According to a report by the National Research Council, "climate change will affect every type of transportation through rising sea levels, increased rainfall and surges from more intense storms." At the same time that concentrations of carbon dioxide in the atmosphere rise to dangerous levels, "people continue to move into coastal areas, creating the need for more roads and services in the most vulnerable regions." The threats to transportation infrastructure range from the obvious (sea level rise and storms will damage bridges and roads and disrupt air and ground traffic) to the, well, slightly less obvious (heat waves will cause "thermal expansion of bridge joints and rail track deformities.")
The key finding of the report is that transportation planners will have to start taking climate change into account when they design transportation systems. Of course, that means shelling out more money up-front which, though it usually reaps long-term benefits, doesn't sit well with election-cycle thinking. It also means considering the carbon emissions associated with different systems (e.g., highway vs. bus rapid transit). The existing transportation infrastructure needs upgrading for many reasons, not least of which the fact that it "was built for local conditions based on historical weather data" which may no longer be accurate given a changing climate.
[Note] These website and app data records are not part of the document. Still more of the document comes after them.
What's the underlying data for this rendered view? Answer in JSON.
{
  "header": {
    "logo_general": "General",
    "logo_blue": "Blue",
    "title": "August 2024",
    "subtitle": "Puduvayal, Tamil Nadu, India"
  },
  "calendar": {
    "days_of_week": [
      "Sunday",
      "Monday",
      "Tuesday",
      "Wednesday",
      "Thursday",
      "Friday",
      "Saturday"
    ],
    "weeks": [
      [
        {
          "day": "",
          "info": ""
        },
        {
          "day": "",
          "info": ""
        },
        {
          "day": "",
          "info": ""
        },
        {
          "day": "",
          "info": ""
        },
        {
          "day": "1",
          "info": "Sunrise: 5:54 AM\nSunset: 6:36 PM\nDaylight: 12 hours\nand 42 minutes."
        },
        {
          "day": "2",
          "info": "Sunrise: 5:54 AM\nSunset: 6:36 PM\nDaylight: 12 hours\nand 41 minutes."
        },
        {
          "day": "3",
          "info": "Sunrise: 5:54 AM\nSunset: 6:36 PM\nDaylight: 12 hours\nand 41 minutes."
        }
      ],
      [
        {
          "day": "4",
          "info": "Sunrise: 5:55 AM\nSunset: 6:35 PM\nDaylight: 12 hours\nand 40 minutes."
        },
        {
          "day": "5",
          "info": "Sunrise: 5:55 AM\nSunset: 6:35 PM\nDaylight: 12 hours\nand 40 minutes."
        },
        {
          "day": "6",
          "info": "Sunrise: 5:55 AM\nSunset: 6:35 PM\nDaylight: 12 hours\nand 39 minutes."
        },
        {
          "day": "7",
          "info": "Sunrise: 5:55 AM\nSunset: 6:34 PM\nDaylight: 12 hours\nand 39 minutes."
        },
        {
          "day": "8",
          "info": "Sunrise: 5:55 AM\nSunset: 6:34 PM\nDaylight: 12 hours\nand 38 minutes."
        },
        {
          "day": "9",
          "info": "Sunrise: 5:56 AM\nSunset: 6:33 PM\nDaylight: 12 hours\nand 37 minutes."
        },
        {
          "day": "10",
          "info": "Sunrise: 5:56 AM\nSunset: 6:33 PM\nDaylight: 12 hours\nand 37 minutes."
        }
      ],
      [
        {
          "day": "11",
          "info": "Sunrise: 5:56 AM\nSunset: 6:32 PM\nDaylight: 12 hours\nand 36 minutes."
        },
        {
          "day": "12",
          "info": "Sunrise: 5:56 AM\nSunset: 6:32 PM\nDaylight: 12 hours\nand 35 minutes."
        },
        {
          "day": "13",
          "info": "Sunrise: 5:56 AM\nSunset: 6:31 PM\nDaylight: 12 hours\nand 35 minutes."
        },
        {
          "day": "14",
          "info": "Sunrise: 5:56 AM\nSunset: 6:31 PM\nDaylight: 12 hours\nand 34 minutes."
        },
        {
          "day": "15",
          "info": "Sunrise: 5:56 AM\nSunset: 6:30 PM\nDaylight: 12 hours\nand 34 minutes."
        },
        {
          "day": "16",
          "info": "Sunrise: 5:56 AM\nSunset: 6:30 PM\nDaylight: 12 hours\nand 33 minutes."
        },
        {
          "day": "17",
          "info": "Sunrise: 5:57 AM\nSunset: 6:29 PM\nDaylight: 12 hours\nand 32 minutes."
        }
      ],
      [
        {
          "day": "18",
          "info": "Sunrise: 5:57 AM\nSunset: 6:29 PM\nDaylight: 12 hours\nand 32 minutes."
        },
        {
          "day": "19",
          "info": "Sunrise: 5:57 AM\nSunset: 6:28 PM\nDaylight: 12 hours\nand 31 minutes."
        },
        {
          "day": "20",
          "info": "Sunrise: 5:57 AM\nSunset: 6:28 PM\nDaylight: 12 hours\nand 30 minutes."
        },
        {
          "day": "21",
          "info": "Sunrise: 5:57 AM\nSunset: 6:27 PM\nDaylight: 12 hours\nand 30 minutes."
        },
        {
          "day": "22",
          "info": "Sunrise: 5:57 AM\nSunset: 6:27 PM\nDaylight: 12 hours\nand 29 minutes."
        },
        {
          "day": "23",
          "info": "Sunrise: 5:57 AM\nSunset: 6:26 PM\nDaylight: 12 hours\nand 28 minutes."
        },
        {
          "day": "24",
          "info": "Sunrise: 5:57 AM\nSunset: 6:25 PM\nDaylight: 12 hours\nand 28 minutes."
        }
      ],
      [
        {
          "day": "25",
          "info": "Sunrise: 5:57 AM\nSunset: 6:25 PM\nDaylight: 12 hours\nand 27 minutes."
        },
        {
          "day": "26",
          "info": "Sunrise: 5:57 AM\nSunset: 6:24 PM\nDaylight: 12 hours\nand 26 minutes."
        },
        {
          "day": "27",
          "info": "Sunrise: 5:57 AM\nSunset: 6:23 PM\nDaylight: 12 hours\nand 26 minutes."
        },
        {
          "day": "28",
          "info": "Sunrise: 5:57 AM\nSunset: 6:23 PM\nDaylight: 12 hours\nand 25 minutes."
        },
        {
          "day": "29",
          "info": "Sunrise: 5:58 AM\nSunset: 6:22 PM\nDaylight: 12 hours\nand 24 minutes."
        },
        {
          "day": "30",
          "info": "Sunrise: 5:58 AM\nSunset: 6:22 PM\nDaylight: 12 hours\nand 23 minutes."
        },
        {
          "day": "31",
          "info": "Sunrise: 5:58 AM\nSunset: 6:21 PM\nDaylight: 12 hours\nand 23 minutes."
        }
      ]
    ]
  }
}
See Also: Solar Roadways: Energy-Generating Roads Made Out of Glass and Solar Cells, ::Sustainable and Sound Infrastructure Now, ::Can BRT Encourage Bike Use? and ::US Secretary of Transportation Says Bikes "are not transportation"